What can I say? Allen’s got a magical touch. He makes the location the main character, and the absence of one human main character in his ensemble films makes the location even more emphasized. It is something you cannot miss, even if you are hooked to the plot. It is something you feel inside, this admiration for a breathtaking city where all those mysterious people live. A place that even the characters take some time off of their daily routine to admire. “Location, location, location” seems to be a phrase Allen often keeps in mind lately. It’s not a new rule in cinema, for we’ve seen it before in many Hollywood films putting yet another American city on the tourists’ maps. But Allen’s different. First of all, because he takes a financial risk as he chooses a foreign location, which combines a use of a foreign language, which can easily make his films somewhat “niche”. And secondly, because he doesn’t just make the viewers think to themselves that next time they go to Europe they might pay a visit to this certain city; he makes the viewers think of the city, and not stop until they either book a flight or tragically realize they can’t afford a vacation right now.
When I watched To Rome with Love, I saw myself there, walking among the Piazzas, smelling a fresh-from-the-oven Pizza and drinking espresso.

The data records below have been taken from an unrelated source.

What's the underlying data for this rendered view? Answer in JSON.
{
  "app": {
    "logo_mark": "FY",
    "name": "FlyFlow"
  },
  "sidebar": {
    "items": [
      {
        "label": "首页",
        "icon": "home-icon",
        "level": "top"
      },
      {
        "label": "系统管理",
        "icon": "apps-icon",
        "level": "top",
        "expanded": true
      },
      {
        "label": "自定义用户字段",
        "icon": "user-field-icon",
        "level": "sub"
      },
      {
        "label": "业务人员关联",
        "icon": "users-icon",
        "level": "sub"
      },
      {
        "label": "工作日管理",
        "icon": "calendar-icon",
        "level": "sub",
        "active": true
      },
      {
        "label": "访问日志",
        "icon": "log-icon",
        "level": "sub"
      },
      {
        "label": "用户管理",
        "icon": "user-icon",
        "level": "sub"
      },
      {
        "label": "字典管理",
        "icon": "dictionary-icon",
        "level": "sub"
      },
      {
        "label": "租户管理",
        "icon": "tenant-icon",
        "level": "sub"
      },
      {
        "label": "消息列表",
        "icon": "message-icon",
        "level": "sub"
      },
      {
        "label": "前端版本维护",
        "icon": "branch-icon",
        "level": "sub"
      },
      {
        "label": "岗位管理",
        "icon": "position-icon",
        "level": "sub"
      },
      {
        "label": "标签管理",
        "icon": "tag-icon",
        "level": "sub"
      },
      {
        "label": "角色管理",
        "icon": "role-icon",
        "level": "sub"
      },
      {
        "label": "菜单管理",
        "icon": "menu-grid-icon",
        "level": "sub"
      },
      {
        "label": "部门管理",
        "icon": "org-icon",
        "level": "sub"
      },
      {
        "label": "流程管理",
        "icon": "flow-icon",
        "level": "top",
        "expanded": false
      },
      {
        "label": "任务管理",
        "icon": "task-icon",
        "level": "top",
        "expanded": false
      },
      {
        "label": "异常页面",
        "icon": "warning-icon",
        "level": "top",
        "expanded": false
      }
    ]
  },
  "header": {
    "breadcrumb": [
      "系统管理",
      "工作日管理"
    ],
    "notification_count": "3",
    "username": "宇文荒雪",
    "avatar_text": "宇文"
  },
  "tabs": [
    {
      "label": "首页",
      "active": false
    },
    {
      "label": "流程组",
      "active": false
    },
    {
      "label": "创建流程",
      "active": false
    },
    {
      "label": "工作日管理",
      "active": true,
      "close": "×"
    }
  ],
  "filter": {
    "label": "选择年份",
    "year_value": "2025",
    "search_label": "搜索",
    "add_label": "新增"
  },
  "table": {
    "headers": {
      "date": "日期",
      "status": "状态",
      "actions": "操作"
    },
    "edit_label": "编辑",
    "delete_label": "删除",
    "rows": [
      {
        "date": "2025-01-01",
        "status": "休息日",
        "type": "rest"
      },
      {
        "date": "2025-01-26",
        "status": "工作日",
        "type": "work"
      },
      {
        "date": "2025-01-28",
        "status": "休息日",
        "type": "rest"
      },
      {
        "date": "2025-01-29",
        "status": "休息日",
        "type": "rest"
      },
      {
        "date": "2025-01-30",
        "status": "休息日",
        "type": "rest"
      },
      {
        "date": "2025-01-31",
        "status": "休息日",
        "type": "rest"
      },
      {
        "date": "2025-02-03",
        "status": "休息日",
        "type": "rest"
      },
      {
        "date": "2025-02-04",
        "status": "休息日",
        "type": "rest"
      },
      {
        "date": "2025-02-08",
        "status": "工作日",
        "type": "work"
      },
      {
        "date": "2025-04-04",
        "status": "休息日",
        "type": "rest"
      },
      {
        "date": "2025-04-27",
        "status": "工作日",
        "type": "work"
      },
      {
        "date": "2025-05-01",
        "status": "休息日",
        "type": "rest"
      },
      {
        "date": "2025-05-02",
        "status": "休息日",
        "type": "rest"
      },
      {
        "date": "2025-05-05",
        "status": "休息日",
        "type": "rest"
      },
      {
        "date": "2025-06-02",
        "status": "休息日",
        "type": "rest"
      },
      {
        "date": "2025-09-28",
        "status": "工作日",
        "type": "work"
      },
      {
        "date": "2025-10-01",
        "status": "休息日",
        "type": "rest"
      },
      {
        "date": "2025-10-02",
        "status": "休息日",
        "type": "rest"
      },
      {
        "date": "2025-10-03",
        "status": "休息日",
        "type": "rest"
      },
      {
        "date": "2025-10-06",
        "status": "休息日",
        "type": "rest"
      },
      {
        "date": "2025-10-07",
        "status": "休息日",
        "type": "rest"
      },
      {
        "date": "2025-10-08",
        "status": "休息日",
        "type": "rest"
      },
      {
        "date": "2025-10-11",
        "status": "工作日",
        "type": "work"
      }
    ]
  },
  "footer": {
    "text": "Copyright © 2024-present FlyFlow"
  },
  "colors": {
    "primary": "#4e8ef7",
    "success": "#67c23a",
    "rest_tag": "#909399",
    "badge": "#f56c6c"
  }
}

I saw myself having a candlelight dinner under the moonlight with my loved one, and walking, hand in hand, through the enchanting European streets, listening to Italian music and breathing Italian air. When I opened my eyes, the light went on and the audience was leaving the theater. I can hardly remember the plot right now, but I know I must visit Rome and feel all of what Allen made me feel through the screen. I didn’t think about the Italian promiscuous former Prime-minister, or about Italy’s financial difficulties; all I read about in the papers meant nothing to me after watching To Rome with Love- I just wanted to be there.

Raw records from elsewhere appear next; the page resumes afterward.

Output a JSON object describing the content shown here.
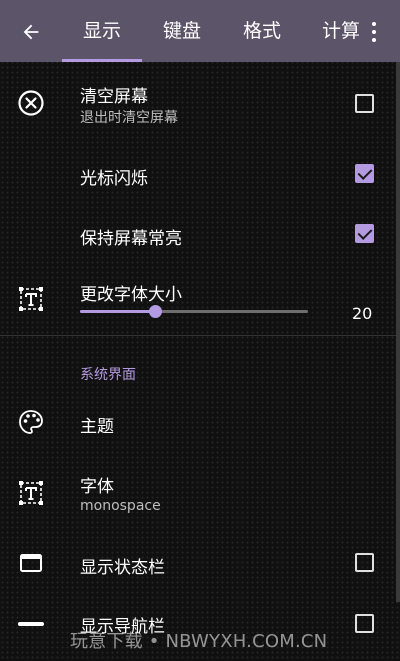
{
  "appbar": {
    "tabs": [
      "显示",
      "键盘",
      "格式",
      "计算"
    ],
    "active_tab": 0,
    "accent_color": "#b49ae0"
  },
  "settings": {
    "clear_screen": {
      "title": "清空屏幕",
      "subtitle": "退出时清空屏幕",
      "checked": false,
      "icon": "clear-circle-icon"
    },
    "cursor_blink": {
      "title": "光标闪烁",
      "checked": true
    },
    "keep_screen_on": {
      "title": "保持屏幕常亮",
      "checked": true
    },
    "font_size": {
      "title": "更改字体大小",
      "value": "20",
      "slider_fraction": 0.33,
      "icon": "font-size-icon"
    },
    "section_system_ui": "系统界面",
    "theme": {
      "title": "主题",
      "icon": "palette-icon"
    },
    "font": {
      "title": "字体",
      "subtitle": "monospace",
      "icon": "font-icon"
    },
    "show_status_bar": {
      "title": "显示状态栏",
      "checked": false,
      "icon": "status-bar-icon"
    },
    "show_nav_bar": {
      "title": "显示导航栏",
      "checked": false,
      "icon": "nav-bar-icon"
    }
  },
  "watermark": "玩意下载 • NBWYXH.COM.CN"
}
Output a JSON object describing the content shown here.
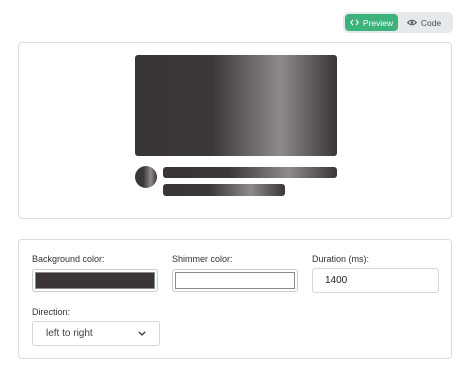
{
  "view_toggle": {
    "preview_label": "Preview",
    "code_label": "Code",
    "active": "Preview"
  },
  "preview": {
    "skeleton_color": "#3b3636",
    "shimmer_color": "#ffffff",
    "icons": [
      "code-brackets-icon",
      "eye-icon"
    ]
  },
  "controls": {
    "background_color": {
      "label": "Background color:",
      "value": "#3b3636"
    },
    "shimmer_color": {
      "label": "Shimmer color:",
      "value": "#ffffff"
    },
    "duration": {
      "label": "Duration (ms):",
      "value": "1400"
    },
    "direction": {
      "label": "Direction:",
      "selected": "left to right"
    }
  },
  "colors": {
    "accent": "#3bb37a",
    "toggle_bg": "#e6e9ec",
    "border": "#d8dde2"
  }
}
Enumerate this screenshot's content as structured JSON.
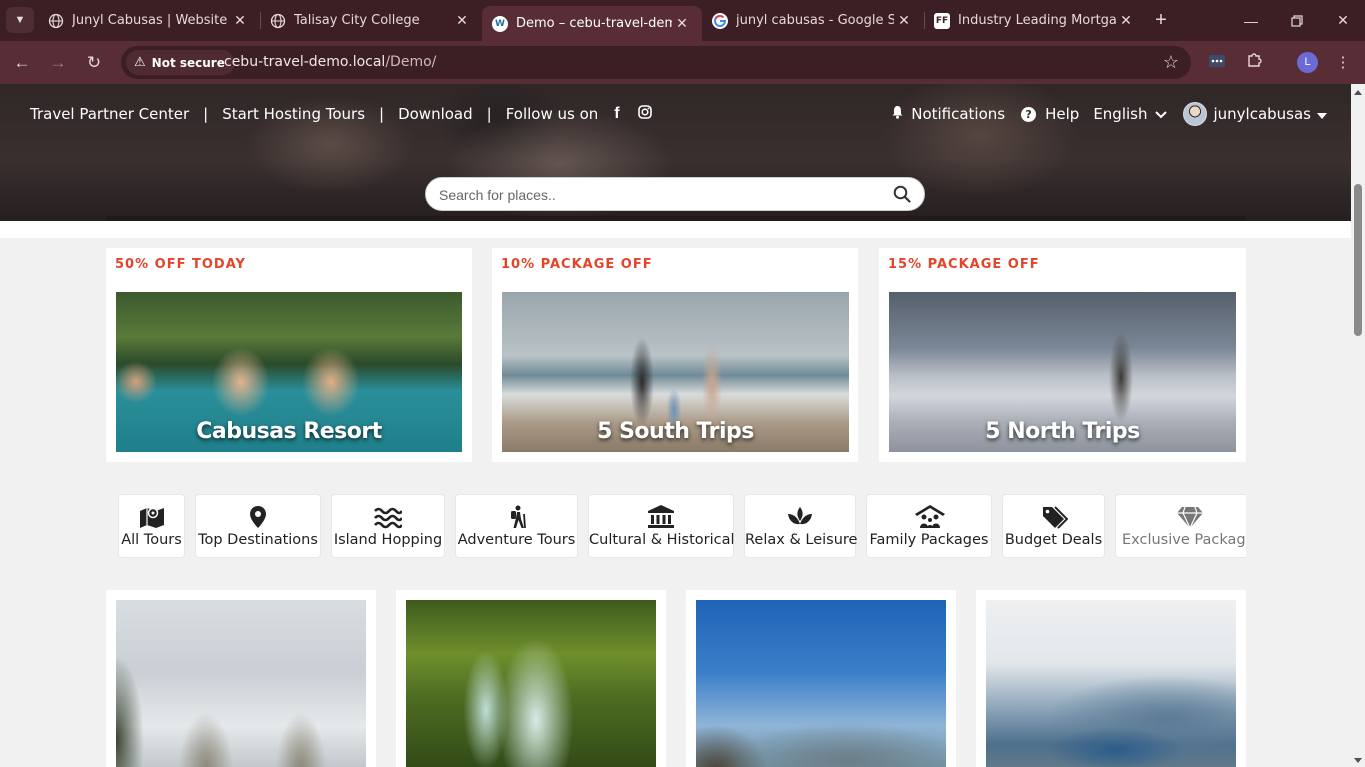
{
  "browser": {
    "tabs": [
      {
        "title": "Junyl Cabusas | Website Dev",
        "favicon": "globe-icon",
        "active": false
      },
      {
        "title": "Talisay City College",
        "favicon": "globe-icon",
        "active": false
      },
      {
        "title": "Demo – cebu-travel-demo",
        "favicon": "wordpress-icon",
        "active": true
      },
      {
        "title": "junyl cabusas - Google Searc",
        "favicon": "google-icon",
        "active": false
      },
      {
        "title": "Industry Leading Mortgage L",
        "favicon": "ff-icon",
        "active": false
      }
    ],
    "security_label": "Not secure",
    "url_host": "cebu-travel-demo.local",
    "url_path": "/Demo/",
    "profile_initial": "L"
  },
  "header": {
    "nav_links": [
      "Travel Partner Center",
      "Start Hosting Tours",
      "Download",
      "Follow us on"
    ],
    "separator": "|",
    "social": {
      "facebook": "f",
      "instagram": "instagram-icon"
    },
    "notifications": "Notifications",
    "help": "Help",
    "help_glyph": "?",
    "language": "English",
    "username": "junylcabusas"
  },
  "search": {
    "placeholder": "Search for places.."
  },
  "promos": [
    {
      "tag": "50% OFF TODAY",
      "caption": "Cabusas Resort"
    },
    {
      "tag": "10% PACKAGE OFF",
      "caption": "5 South Trips"
    },
    {
      "tag": "15% PACKAGE OFF",
      "caption": "5 North Trips"
    }
  ],
  "categories": [
    {
      "label": "All Tours",
      "icon": "map-icon"
    },
    {
      "label": "Top Destinations",
      "icon": "map-pin-icon"
    },
    {
      "label": "Island Hopping",
      "icon": "water-icon"
    },
    {
      "label": "Adventure Tours",
      "icon": "hiker-icon"
    },
    {
      "label": "Cultural & Historical",
      "icon": "landmark-icon"
    },
    {
      "label": "Relax & Leisure",
      "icon": "spa-icon"
    },
    {
      "label": "Family Packages",
      "icon": "family-icon"
    },
    {
      "label": "Budget Deals",
      "icon": "tags-icon"
    },
    {
      "label": "Exclusive Packages",
      "icon": "gem-icon"
    }
  ],
  "destinations": [
    {
      "image": "rock-formations"
    },
    {
      "image": "waterfall"
    },
    {
      "image": "mountain-hiker"
    },
    {
      "image": "fjord-view"
    }
  ],
  "colors": {
    "promo_tag": "#e3442a",
    "tab_bar": "#3b1f24",
    "toolbar": "#582d35"
  }
}
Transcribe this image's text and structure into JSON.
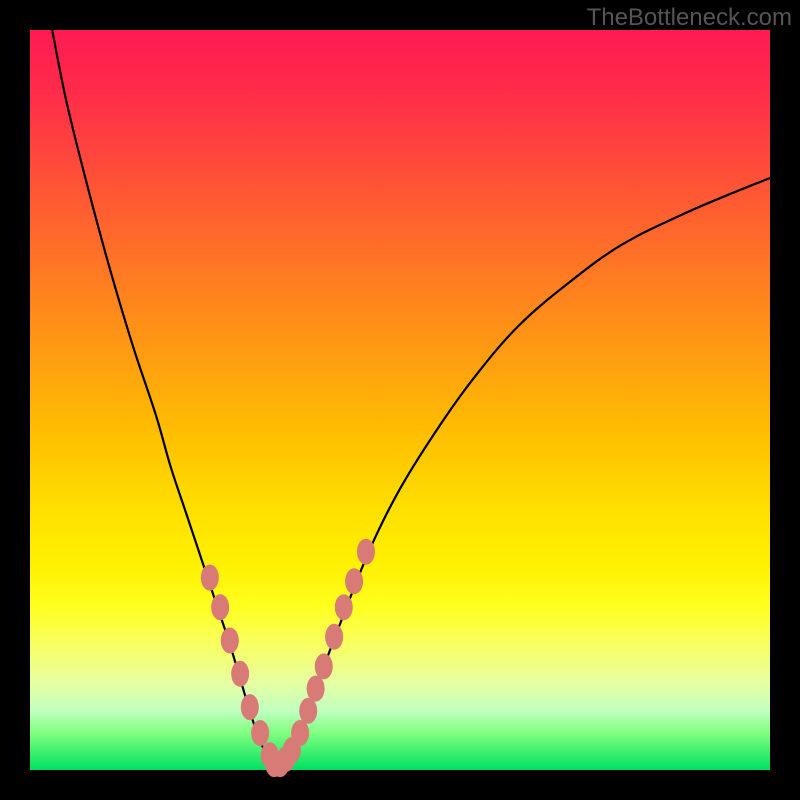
{
  "watermark": "TheBottleneck.com",
  "colors": {
    "frame": "#000000",
    "curve": "#000000",
    "marker_fill": "#d87a76",
    "marker_stroke": "#d87a76",
    "gradient_top": "#ff1a52",
    "gradient_bottom": "#00e060"
  },
  "chart_data": {
    "type": "line",
    "title": "",
    "xlabel": "",
    "ylabel": "",
    "xlim": [
      0,
      100
    ],
    "ylim": [
      0,
      100
    ],
    "grid": false,
    "legend": false,
    "annotations": [
      "TheBottleneck.com"
    ],
    "series": [
      {
        "name": "left-curve",
        "x": [
          3,
          5,
          8,
          11,
          14,
          17,
          19,
          21,
          23,
          25,
          27,
          28.5,
          30,
          31.5,
          33
        ],
        "y": [
          100,
          90,
          78,
          67,
          57,
          48,
          41,
          35,
          29,
          23,
          17,
          12,
          7,
          3,
          0.5
        ]
      },
      {
        "name": "right-curve",
        "x": [
          33,
          35,
          37,
          39,
          42,
          46,
          50,
          55,
          60,
          66,
          73,
          80,
          88,
          95,
          100
        ],
        "y": [
          0.5,
          2,
          6,
          12,
          20,
          30,
          38,
          46,
          53,
          60,
          66,
          71,
          75,
          78,
          80
        ]
      },
      {
        "name": "markers-left",
        "type": "scatter",
        "x": [
          24.3,
          25.7,
          27.0,
          28.4,
          29.7,
          31.1,
          32.4,
          33.0
        ],
        "y": [
          26.0,
          22.0,
          17.5,
          13.0,
          8.5,
          5.0,
          2.0,
          0.8
        ]
      },
      {
        "name": "markers-right",
        "type": "scatter",
        "x": [
          33.8,
          34.6,
          35.4,
          36.5,
          37.6,
          38.6,
          39.7,
          41.1,
          42.4,
          43.8,
          45.4
        ],
        "y": [
          0.8,
          1.5,
          2.7,
          5.0,
          8.0,
          11.0,
          14.0,
          18.0,
          22.0,
          25.5,
          29.5
        ]
      }
    ]
  }
}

It’s not a wild dream to believe Allen will film in Israel someday: lately, more and more filmmakers and television productions choose to add Israel as one of their locations. You Don’t Mess with the Zohan, the Debt, and Homeland‘s second season is just a shortlist of big productions filmed in Israel in the past couple of years. I wish Allen decides to film here, because an Allen Israeli film would give the audience what all of the other Allen films give: a genuine point of view on the place. It is very easy to rule out a vacation location because of what we read in the papers, especially when it comes to Europe. That’s why I thank the lord for Woody Allen’s filmmaking, which shows that all that we read in the papers doesn’t reflect what truly matters: the streets, the scenery, the atmosphere, the people. This is the real Rome, and this is the real Israel. I know for sure that an Allen movie featuring Israel would do justice to this magnificent place that many find it difficult to see through the headlines. This is the magic of the movies: they can take you anywhere and make it feel like you are in a parallel universe. But the best part is that it’s real. It’s all real. All we have to do is leave the theater and book a flight.